(Problem requirements) Every line below that holds the word "View" must be listed.

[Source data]
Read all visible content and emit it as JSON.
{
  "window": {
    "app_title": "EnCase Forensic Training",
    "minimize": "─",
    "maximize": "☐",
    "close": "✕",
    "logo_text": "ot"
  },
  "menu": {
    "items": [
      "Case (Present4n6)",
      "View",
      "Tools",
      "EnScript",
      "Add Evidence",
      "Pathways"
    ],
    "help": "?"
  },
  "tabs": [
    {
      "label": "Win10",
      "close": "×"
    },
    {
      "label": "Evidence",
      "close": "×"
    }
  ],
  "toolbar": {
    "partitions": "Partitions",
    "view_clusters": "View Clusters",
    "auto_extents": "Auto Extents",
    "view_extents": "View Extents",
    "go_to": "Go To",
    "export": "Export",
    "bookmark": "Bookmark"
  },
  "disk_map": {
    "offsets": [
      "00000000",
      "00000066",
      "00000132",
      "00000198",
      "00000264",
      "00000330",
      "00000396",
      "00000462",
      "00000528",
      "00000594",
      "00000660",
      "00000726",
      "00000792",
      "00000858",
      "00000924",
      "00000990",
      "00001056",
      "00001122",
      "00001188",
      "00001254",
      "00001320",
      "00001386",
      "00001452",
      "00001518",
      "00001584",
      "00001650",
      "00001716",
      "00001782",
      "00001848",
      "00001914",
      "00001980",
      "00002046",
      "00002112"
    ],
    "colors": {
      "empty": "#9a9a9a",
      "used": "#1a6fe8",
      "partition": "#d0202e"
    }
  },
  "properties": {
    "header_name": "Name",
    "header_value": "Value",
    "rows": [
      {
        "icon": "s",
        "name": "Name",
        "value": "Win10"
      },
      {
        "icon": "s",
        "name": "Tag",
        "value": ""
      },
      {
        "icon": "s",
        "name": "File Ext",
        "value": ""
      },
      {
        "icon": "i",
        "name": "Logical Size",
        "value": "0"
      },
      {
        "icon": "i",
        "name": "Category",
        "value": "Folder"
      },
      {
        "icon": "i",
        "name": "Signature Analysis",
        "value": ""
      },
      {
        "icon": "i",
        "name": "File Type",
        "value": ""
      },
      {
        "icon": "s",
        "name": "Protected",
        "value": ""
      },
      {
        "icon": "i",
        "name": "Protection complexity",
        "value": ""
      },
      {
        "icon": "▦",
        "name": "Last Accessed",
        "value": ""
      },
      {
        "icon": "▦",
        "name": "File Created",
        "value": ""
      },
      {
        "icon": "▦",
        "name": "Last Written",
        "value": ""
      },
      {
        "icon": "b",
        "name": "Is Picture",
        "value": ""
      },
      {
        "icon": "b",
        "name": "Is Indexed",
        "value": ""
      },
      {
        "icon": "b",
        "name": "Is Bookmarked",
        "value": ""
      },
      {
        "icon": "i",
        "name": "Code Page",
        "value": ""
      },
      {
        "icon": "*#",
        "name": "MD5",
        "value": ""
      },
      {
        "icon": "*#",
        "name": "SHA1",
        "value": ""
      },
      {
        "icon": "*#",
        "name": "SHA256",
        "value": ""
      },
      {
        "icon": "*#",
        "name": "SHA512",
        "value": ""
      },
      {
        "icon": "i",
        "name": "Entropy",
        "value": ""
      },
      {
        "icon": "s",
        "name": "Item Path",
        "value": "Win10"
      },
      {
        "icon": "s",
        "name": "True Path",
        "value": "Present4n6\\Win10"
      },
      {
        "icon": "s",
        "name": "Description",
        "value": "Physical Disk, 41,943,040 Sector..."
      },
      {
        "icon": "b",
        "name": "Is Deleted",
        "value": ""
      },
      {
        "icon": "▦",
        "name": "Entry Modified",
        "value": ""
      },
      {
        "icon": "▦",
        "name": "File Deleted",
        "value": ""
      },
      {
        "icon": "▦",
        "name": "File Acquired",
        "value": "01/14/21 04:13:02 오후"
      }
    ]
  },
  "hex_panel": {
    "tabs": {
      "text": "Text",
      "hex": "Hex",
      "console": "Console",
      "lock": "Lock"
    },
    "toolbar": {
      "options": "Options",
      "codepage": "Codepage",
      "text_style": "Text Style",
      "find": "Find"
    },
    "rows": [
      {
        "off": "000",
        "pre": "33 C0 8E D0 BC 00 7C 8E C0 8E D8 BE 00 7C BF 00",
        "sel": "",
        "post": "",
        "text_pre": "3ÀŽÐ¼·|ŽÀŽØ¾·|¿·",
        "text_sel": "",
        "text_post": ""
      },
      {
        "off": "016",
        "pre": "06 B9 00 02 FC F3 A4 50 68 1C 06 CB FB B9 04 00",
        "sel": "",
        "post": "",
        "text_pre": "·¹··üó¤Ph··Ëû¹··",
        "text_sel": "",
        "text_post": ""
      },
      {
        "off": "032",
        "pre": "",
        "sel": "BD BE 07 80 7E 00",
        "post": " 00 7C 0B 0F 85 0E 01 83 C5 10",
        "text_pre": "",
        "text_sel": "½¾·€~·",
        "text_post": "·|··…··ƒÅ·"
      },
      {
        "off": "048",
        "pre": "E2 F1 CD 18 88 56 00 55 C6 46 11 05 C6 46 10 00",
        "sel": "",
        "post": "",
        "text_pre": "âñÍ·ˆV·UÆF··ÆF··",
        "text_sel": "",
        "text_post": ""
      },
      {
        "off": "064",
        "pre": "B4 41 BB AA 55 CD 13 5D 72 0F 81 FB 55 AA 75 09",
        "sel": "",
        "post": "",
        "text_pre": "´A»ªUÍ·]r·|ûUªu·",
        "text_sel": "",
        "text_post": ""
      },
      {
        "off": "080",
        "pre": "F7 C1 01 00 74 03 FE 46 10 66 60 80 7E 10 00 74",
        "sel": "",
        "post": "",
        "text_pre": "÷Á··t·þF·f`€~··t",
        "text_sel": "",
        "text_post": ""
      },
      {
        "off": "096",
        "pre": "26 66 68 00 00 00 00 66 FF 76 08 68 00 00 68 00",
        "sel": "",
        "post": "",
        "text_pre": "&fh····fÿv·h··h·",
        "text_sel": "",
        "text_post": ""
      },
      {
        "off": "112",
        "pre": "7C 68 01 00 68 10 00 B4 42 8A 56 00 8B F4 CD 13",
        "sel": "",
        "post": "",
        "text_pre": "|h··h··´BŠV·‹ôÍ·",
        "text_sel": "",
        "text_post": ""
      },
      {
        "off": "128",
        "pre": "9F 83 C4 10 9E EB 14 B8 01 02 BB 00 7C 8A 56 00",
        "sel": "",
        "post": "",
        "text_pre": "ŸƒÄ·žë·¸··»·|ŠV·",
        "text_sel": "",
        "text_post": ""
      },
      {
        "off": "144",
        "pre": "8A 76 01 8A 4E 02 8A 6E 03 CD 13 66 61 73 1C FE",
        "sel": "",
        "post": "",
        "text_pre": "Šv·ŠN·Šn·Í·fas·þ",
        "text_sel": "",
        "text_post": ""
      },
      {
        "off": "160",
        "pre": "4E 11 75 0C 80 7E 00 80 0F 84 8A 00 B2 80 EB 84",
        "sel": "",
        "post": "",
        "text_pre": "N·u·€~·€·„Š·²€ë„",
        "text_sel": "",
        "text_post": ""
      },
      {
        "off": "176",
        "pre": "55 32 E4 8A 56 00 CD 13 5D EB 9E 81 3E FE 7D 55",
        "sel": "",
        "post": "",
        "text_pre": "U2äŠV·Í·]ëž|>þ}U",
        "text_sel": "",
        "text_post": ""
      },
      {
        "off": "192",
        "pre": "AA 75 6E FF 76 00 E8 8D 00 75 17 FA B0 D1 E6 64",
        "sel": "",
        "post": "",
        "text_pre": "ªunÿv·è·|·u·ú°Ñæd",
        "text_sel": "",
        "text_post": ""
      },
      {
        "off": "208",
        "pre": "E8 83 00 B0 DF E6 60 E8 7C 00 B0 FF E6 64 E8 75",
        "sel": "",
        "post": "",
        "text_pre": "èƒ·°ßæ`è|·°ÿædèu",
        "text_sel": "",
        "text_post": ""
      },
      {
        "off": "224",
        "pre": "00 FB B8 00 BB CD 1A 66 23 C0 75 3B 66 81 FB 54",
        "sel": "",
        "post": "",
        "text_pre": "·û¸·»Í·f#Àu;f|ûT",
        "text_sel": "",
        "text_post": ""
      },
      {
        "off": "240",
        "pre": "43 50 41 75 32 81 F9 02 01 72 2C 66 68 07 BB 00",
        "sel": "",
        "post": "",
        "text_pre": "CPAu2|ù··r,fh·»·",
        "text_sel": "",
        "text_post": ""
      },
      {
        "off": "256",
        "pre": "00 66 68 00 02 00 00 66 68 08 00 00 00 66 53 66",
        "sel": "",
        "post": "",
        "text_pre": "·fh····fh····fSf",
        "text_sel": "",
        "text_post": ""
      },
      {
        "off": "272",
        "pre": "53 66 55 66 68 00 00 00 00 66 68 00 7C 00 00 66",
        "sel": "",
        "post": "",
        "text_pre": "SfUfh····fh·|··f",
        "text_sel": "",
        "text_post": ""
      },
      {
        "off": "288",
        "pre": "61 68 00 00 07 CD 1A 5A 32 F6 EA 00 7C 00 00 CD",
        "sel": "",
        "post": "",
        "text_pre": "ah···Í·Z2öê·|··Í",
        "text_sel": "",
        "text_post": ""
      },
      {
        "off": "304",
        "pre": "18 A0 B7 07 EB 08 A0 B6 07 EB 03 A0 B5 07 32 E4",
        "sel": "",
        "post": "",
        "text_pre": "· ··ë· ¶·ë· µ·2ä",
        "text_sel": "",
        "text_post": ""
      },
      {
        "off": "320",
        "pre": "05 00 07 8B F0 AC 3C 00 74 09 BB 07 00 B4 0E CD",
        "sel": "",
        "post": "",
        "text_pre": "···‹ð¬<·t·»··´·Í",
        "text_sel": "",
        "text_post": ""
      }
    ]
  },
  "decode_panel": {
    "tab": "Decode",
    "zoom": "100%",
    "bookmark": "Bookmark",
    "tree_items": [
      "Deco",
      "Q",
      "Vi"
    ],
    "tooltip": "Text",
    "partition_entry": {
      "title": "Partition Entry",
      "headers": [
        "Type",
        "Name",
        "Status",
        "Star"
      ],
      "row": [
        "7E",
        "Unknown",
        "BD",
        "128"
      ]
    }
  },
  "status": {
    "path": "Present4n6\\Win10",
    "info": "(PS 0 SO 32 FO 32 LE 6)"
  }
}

(Output below)
      "View",
    "view_clusters": "View Clusters",
    "view_extents": "View Extents",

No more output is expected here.